Fruit is slightly different from the other plant crops. I haven’t decided if it should represent apples, strawberries, or something else, but in any case, they do not “grow” in the same sense as the other plants. Since each turn is basically a year, fruit generates points by “regrowing” year after year, instead of by replacing them. Because of that, fruit is worth nothing when harvested, and very little at the end of the game.
I am mostly happy with the different mechanics for each of the basic products. I would love to have sheep to generate points during growth, like being sheared for wool, but I haven’t been able to make it work so far. It also gives me room for an expansion like Alpacas.
I also have some extra crops I was looking at adding into the game. So far I have ideas for Beans, Flowers, Pigs, Chickens, and Alpacas as I mentioned above (but I’m out of cube colors). I’m also working on some special actions that involve farm improvements that a player could construct instead of a normal action: fences that break adjacency on your own or another player’s board for some direct interaction. And some Barns and Greenhouses, which are expensive to build, but generate extra points for animals and plants, respectively.

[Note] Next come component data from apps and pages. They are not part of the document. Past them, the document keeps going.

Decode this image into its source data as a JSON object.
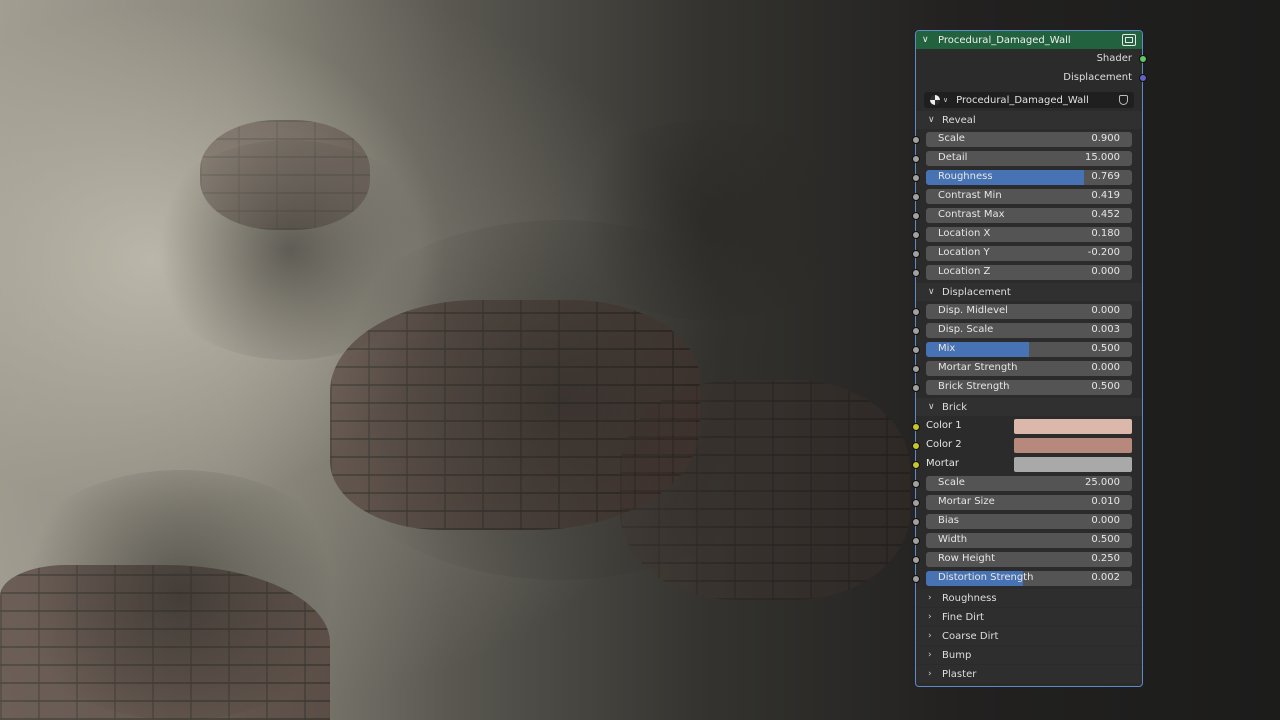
{
  "node": {
    "title": "Procedural_Damaged_Wall",
    "outputs": [
      "Shader",
      "Displacement"
    ],
    "group_name": "Procedural_Damaged_Wall",
    "accent_color": "#22623f",
    "selection_color": "#5b8bc8"
  },
  "panels": {
    "reveal": {
      "title": "Reveal",
      "fields": [
        {
          "label": "Scale",
          "value": "0.900",
          "fill": 0
        },
        {
          "label": "Detail",
          "value": "15.000",
          "fill": 0
        },
        {
          "label": "Roughness",
          "value": "0.769",
          "fill": 0.769
        },
        {
          "label": "Contrast Min",
          "value": "0.419",
          "fill": 0
        },
        {
          "label": "Contrast Max",
          "value": "0.452",
          "fill": 0
        },
        {
          "label": "Location X",
          "value": "0.180",
          "fill": 0
        },
        {
          "label": "Location Y",
          "value": "-0.200",
          "fill": 0
        },
        {
          "label": "Location Z",
          "value": "0.000",
          "fill": 0
        }
      ]
    },
    "displacement": {
      "title": "Displacement",
      "fields": [
        {
          "label": "Disp. Midlevel",
          "value": "0.000",
          "fill": 0
        },
        {
          "label": "Disp. Scale",
          "value": "0.003",
          "fill": 0
        },
        {
          "label": "Mix",
          "value": "0.500",
          "fill": 0.5
        },
        {
          "label": "Mortar Strength",
          "value": "0.000",
          "fill": 0
        },
        {
          "label": "Brick Strength",
          "value": "0.500",
          "fill": 0
        }
      ]
    },
    "brick": {
      "title": "Brick",
      "colors": [
        {
          "label": "Color 1",
          "color": "#dbb7ac"
        },
        {
          "label": "Color 2",
          "color": "#b7887c"
        },
        {
          "label": "Mortar",
          "color": "#a9a9a9"
        }
      ],
      "fields": [
        {
          "label": "Scale",
          "value": "25.000",
          "fill": 0
        },
        {
          "label": "Mortar Size",
          "value": "0.010",
          "fill": 0
        },
        {
          "label": "Bias",
          "value": "0.000",
          "fill": 0
        },
        {
          "label": "Width",
          "value": "0.500",
          "fill": 0
        },
        {
          "label": "Row Height",
          "value": "0.250",
          "fill": 0
        },
        {
          "label": "Distortion Strength",
          "value": "0.002",
          "fill": 0.47
        }
      ]
    },
    "collapsed": [
      "Roughness",
      "Fine Dirt",
      "Coarse Dirt",
      "Bump",
      "Plaster"
    ]
  }
}
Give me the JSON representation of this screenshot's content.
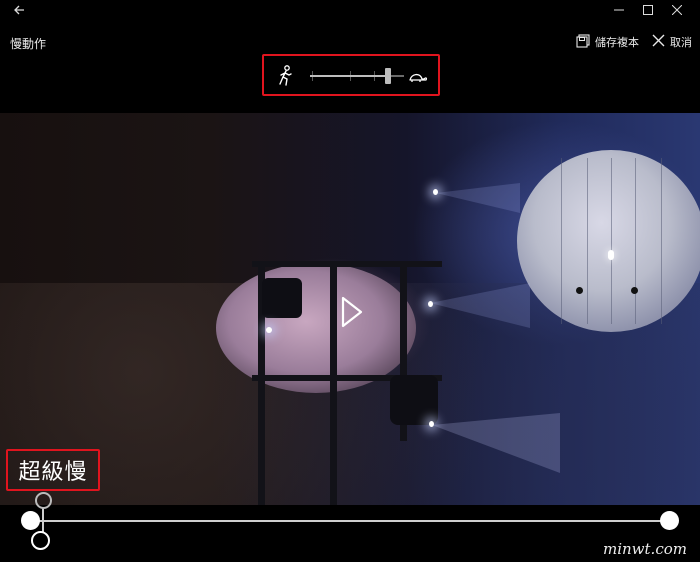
{
  "titlebar": {
    "back_icon": "back-arrow-icon",
    "minimize_icon": "minimize-icon",
    "maximize_icon": "maximize-icon",
    "close_icon": "close-icon"
  },
  "app": {
    "title": "慢動作"
  },
  "commands": {
    "save_copy_label": "儲存複本",
    "save_copy_icon": "save-copy-icon",
    "cancel_label": "取消",
    "cancel_icon": "close-x-icon"
  },
  "speed_slider": {
    "fast_icon": "walking-person-icon",
    "slow_icon": "turtle-icon",
    "value_fraction": 0.83,
    "accent_color": "#e0141e"
  },
  "video": {
    "play_icon": "play-icon"
  },
  "annotation": {
    "label": "超級慢"
  },
  "timeline": {
    "start_handle": "trim-start-handle",
    "end_handle": "trim-end-handle"
  },
  "watermark": {
    "text": "minwt.com"
  }
}
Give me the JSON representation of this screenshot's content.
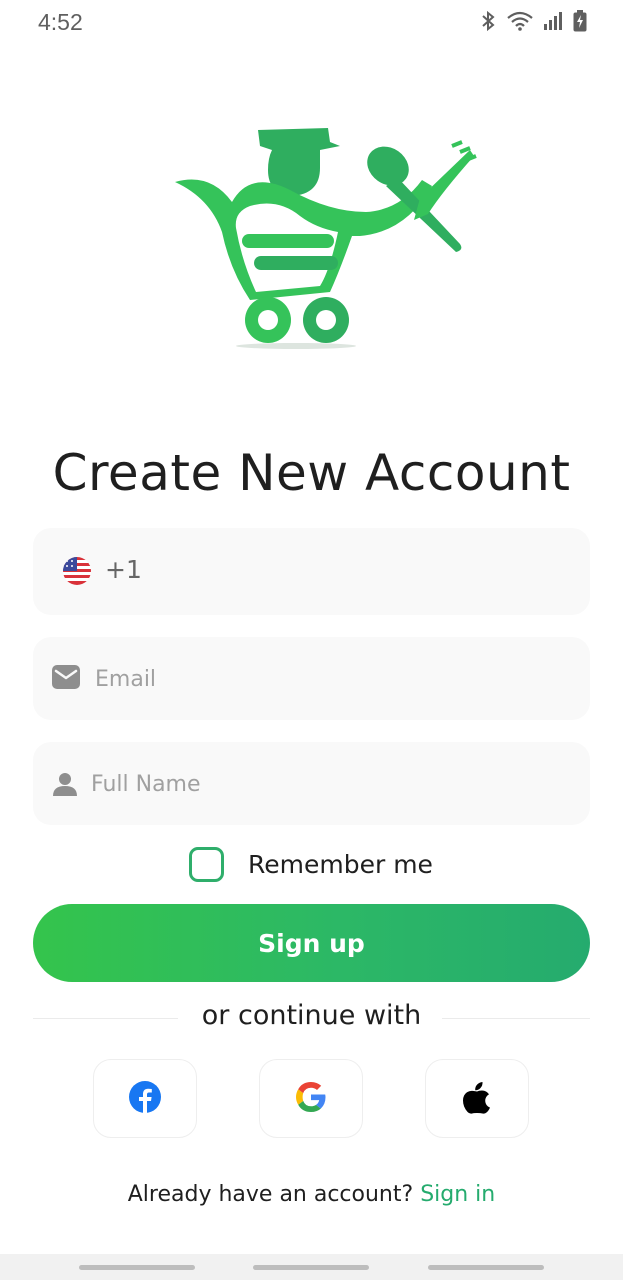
{
  "status_bar": {
    "time": "4:52",
    "icons": [
      "bluetooth-icon",
      "wifi-icon",
      "signal-icon",
      "battery-charging-icon"
    ]
  },
  "logo": {
    "icon": "shopping-cart-chef-spoon-fork-logo",
    "colors": [
      "#2fae5f",
      "#3fcb5a"
    ]
  },
  "title": "Create New Account",
  "phone": {
    "flag": "us-flag-icon",
    "code": "+1"
  },
  "email": {
    "placeholder": "Email",
    "value": "",
    "icon": "mail-icon"
  },
  "full_name": {
    "placeholder": "Full Name",
    "value": "",
    "icon": "user-icon"
  },
  "remember": {
    "label": "Remember me",
    "checked": false
  },
  "signup_button": {
    "label": "Sign up"
  },
  "divider_text": "or continue with",
  "social": [
    "facebook-icon",
    "google-icon",
    "apple-icon"
  ],
  "signin": {
    "prompt": "Already have an account?",
    "link": "Sign in"
  },
  "colors": {
    "accent": "#25ab6e",
    "accent_light": "#34c44c",
    "field_bg": "#f9f9f9"
  }
}
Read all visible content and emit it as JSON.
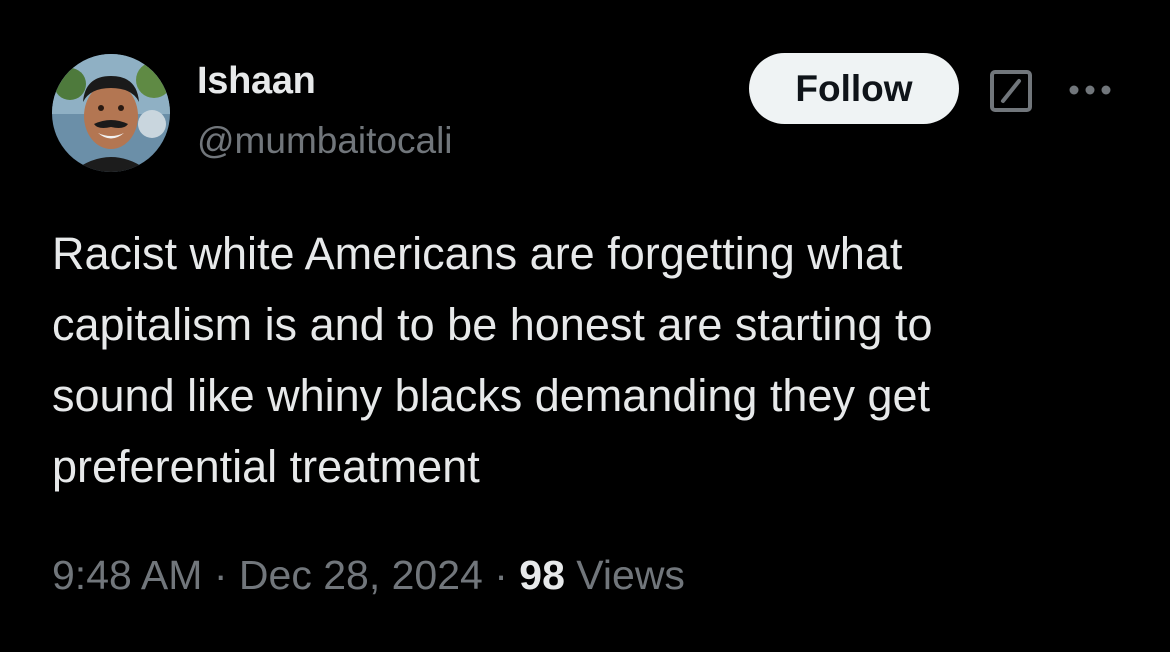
{
  "author": {
    "display_name": "Ishaan",
    "handle": "@mumbaitocali",
    "avatar_icon": "profile-photo"
  },
  "actions": {
    "follow_label": "Follow",
    "grok_icon": "grok-icon",
    "more_icon": "more-icon"
  },
  "tweet": {
    "text": "Racist white Americans are forgetting what\ncapitalism is and to be honest are starting to\nsound like whiny blacks demanding they get\npreferential treatment",
    "time": "9:48 AM",
    "separator": "·",
    "date": "Dec 28, 2024",
    "views_count": "98",
    "views_label": "Views"
  },
  "colors": {
    "background": "#000000",
    "primary_text": "#e7e9ea",
    "secondary_text": "#71767b",
    "follow_button_bg": "#eff3f4",
    "follow_button_text": "#0f1419"
  }
}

I’m not going to give the full details yet so you need to come to Unpub 4 to get the first look and help test these new concepts.
It’s the week of Unpub4! That means I’ve got a lot to do and a lot to say.
I’ve just started doing some writing for Unpub.net, all about why you should become involved in Unpub. If you haven’t yet, check it out.
But to start the week off, I thought I’d post a list of some reasons to come to Unpub 4:
10. You get two days for the price of none.
9. You can boss designers around and maybe beat them at their own games.
8. You can tell your friends you played a game before it was cool.
7. Designers will literally compete for your attention. Maybe with swords.
6. Prizes! Lots of publishers have provided games to give away, so fill in those Feedback Forms!
5. You won’t have to worry about having nothing to do this weekend.
4. No taxes when you buy all those new games.
3. Downton Abbey doesn’t start til after Unpub ends
2. You get to use the #unpubbing hashtag all weekend
1. That enticing perfume of cardboard, markers, and glue.
Like you need a reason besides having a fun weekend of playing unpublished games with the designers.
It’s the final round. The game hangs in the balance. All that stands between you and the win is one last roll of the dice. Literally anything but a 4 will give you what you need to win. You hold your breath and roll. The last die spins on its corner for what seems like 10 seconds, before picking a side to land on. It’s a 4. Once again, victory has been snatched out of your hands at the last moment. Practically everyone has encountered a situation like this before. There is no doubt that the element of the unknown brought by luck can lead to some tense and thrilling events in a game.
But sometimes, it just doesn’t seem fair. The game defies probability turn after turn, completely putting you out of the running. Even when you make every effort to plan for bad luck, forces beyond your control dictate your success completely. You can spend an entire game planning, but the 1000:1 odds never come out in your favor. You reflect on the game, and realize that nothing you could have done would have changed the outcome. Angered by the arbitrary nature of the game, you vow never to play it again. Another game has been ruined by luck.
Today, I look at ways to avoid having the luck overshadow all of the careful thought and planning that went into the game. And maybe help players have a better time playing.